**What is being asked**:
In the listing below, find each line with the string "title" and report it.

**Provided data**:
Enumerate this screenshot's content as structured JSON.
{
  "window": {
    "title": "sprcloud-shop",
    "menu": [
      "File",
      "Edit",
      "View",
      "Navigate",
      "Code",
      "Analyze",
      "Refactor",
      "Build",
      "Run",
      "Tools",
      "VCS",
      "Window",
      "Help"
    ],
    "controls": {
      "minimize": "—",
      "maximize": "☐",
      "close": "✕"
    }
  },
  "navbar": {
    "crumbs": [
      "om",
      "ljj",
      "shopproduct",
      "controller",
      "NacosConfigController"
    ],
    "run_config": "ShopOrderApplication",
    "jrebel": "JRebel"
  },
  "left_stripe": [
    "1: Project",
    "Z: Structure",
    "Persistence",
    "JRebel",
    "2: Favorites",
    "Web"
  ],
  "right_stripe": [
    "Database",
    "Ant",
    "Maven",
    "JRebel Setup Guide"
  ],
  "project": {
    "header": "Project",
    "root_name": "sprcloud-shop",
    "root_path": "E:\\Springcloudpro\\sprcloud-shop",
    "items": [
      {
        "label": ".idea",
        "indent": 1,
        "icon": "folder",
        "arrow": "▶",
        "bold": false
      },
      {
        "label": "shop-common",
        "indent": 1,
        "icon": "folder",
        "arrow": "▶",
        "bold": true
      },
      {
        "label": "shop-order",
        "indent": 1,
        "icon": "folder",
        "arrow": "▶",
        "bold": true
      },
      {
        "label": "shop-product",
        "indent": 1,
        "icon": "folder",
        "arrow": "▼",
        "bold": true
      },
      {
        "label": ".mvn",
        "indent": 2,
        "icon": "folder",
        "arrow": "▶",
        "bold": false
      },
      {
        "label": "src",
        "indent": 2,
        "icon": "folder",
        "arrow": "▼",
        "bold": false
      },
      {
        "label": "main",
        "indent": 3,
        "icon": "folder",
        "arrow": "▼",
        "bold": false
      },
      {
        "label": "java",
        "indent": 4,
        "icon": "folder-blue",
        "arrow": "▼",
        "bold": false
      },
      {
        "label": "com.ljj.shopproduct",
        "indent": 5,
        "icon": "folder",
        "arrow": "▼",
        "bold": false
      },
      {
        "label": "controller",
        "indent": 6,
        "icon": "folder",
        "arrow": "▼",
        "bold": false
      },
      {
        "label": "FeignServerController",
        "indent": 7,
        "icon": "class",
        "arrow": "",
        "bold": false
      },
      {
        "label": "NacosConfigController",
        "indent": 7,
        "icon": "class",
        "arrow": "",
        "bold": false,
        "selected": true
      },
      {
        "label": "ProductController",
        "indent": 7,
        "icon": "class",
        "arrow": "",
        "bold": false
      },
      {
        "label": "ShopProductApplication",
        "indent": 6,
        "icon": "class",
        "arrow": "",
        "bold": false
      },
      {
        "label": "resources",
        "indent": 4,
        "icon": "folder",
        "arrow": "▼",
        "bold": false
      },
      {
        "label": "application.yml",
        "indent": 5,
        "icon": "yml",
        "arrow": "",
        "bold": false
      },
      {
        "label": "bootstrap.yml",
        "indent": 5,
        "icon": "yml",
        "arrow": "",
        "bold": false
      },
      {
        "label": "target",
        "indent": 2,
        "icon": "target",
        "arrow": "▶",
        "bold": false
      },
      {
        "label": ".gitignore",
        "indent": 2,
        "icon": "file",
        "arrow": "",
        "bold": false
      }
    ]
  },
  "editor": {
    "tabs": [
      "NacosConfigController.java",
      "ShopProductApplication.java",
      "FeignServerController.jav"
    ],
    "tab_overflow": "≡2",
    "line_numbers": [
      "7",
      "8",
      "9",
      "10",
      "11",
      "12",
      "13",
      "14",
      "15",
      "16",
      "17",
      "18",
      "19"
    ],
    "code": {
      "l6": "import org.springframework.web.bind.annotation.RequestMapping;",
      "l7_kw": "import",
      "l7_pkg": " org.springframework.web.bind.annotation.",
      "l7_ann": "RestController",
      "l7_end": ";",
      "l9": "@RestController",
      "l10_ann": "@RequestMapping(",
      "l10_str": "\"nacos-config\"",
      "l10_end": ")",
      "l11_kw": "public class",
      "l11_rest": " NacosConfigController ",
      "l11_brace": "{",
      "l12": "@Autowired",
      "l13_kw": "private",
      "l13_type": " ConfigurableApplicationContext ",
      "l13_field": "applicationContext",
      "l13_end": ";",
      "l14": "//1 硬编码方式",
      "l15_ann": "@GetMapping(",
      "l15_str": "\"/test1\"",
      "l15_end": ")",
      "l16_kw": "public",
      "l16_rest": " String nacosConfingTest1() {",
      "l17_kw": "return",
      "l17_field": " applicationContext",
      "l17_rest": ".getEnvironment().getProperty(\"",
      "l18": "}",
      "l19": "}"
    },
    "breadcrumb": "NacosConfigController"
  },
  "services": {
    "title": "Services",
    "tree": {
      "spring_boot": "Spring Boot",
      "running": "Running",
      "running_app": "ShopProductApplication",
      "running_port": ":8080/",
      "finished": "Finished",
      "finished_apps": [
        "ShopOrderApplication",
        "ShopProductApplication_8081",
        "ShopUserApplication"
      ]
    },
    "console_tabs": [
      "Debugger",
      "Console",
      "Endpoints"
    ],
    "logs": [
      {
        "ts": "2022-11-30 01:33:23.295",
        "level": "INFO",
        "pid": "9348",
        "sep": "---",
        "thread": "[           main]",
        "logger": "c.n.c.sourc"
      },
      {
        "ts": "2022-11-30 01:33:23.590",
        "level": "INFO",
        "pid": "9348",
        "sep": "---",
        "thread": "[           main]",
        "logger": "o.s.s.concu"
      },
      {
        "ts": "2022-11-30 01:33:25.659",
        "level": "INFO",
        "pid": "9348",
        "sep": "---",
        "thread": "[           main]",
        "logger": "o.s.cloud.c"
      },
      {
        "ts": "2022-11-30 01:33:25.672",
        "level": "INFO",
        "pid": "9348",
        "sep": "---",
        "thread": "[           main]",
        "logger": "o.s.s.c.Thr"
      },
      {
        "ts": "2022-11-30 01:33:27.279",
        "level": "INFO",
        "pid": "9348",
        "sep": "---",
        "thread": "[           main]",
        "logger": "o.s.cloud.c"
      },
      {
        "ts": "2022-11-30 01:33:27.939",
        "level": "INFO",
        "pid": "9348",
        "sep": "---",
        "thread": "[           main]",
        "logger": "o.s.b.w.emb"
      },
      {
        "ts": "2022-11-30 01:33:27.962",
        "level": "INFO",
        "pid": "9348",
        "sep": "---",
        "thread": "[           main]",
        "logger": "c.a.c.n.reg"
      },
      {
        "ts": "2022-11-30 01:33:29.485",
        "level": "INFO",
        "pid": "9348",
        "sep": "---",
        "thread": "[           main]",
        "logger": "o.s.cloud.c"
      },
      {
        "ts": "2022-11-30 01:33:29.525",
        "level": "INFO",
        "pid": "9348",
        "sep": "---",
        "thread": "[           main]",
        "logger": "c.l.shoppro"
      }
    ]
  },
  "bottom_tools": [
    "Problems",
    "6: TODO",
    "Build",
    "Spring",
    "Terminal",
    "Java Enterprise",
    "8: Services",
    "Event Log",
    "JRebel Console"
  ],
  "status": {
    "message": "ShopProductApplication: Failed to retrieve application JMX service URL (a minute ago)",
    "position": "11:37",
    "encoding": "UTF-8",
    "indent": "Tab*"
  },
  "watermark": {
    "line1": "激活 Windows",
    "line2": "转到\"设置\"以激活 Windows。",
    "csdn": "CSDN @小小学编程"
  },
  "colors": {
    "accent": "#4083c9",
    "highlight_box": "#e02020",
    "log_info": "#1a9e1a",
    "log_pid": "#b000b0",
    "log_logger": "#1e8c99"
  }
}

**Exercise solution**:
    "title": "sprcloud-shop",
    "title": "Services",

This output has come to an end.